A database that combines Hadoop and traditional relational abilities has been released as a public beta by Splice Machine.
The company says the database provides the scale-out technology of Hadoop, the distributed real-time computing power of the key-value store HBase, and the full features of an RDBMS, including ANSI SQL and ACID transactions.
The Splice Machine database is built on two technology stacks: Apache Derby, a Java-based, ANSI SQL Database, and HBase/Hadoop. The company has replaced the storage engine in Apache Derby with HBase, retained the Apache Derby parser, and redesigned the planner, optimizer, and executor to make use of the distributed HBase computation engine. HBase co-processors are used to embed Splice Machine in each distributed HBase region or data shard.
This means computational tasks can be pushed down to the distributed HBase data shards, so achieving “massive parallelization”, according to the Splice Machine product description.
Another advantage of the product is that because Splice Machine does not modify HBase, it can be used with any standard Hadoop distribution that has HBase. Supported Hadoop distributions include Cloudera, MapR and Hortonworks.
On the relational side, Apache Derby uses the IBM DB2 SQL dialect, and supports JDBC and SQL for programming. Spice Machine is SQL-99 compliant. For its transactional support, it uses Multiple Version Concurrency Control (MVCC) with snapshot isolation to provide high transactional throughput without record locking.
Writing on the Splice Machine blog, the company’s founders say that the standalone version of Splice Machine can be used on MacOS, Windows or Linux (Ubuntu or CentOS), and provides:
“an excellent way to experiment with Splice Machine with a reasonably small amount of data”.
The clustered version can be used on a cluster of Linux (Ubuntu or CentOS) machines and allows Splice Machine to access large amounts of data that are spread across the cluster. There's a trial download of a standalone version that allows you perform functional testing of Splice Machine.

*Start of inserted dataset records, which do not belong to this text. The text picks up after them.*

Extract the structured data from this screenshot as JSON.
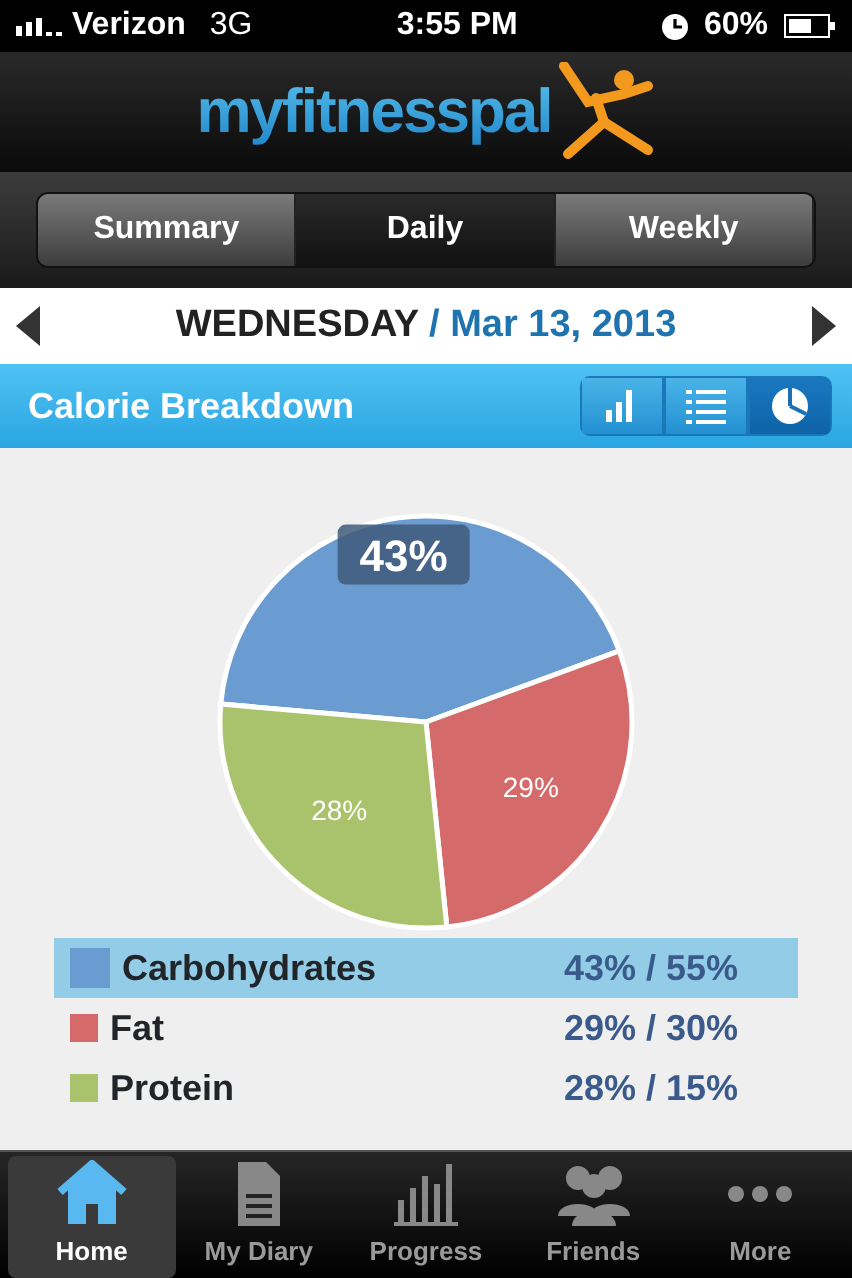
{
  "status_bar": {
    "carrier": "Verizon",
    "network": "3G",
    "time": "3:55 PM",
    "battery": "60%"
  },
  "header": {
    "logo": "myfitnesspal"
  },
  "tabs": [
    {
      "label": "Summary",
      "selected": false
    },
    {
      "label": "Daily",
      "selected": true
    },
    {
      "label": "Weekly",
      "selected": false
    }
  ],
  "date": {
    "day": "WEDNESDAY",
    "date": "/ Mar 13, 2013"
  },
  "section": {
    "title": "Calorie Breakdown",
    "views": [
      {
        "kind": "bar",
        "selected": false
      },
      {
        "kind": "list",
        "selected": false
      },
      {
        "kind": "pie",
        "selected": true
      }
    ]
  },
  "chart_data": {
    "type": "pie",
    "categories": [
      "Carbohydrates",
      "Fat",
      "Protein"
    ],
    "values": [
      43,
      29,
      28
    ],
    "value_labels": [
      "43%",
      "29%",
      "28%"
    ]
  },
  "legend": [
    {
      "value": "43% / 55%",
      "color": "#6a9bd1",
      "selected": true
    },
    {
      "value": "29% / 30%",
      "color": "#d46a6a",
      "selected": false
    },
    {
      "value": "28% / 15%",
      "color": "#a9c36c",
      "selected": false
    }
  ],
  "bottom_nav": [
    {
      "kind": "home",
      "label": "Home",
      "selected": true
    },
    {
      "kind": "diary",
      "label": "My Diary",
      "selected": false
    },
    {
      "kind": "progress",
      "label": "Progress",
      "selected": false
    },
    {
      "kind": "friends",
      "label": "Friends",
      "selected": false
    },
    {
      "kind": "more",
      "label": "More",
      "selected": false
    }
  ]
}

UPDATE: Someone isn't telling the truth, but that isn't really the issue. If you've already read the original news story, scroll to the bottom of the news item to decide whether Apple or Popescu has r [ ... ]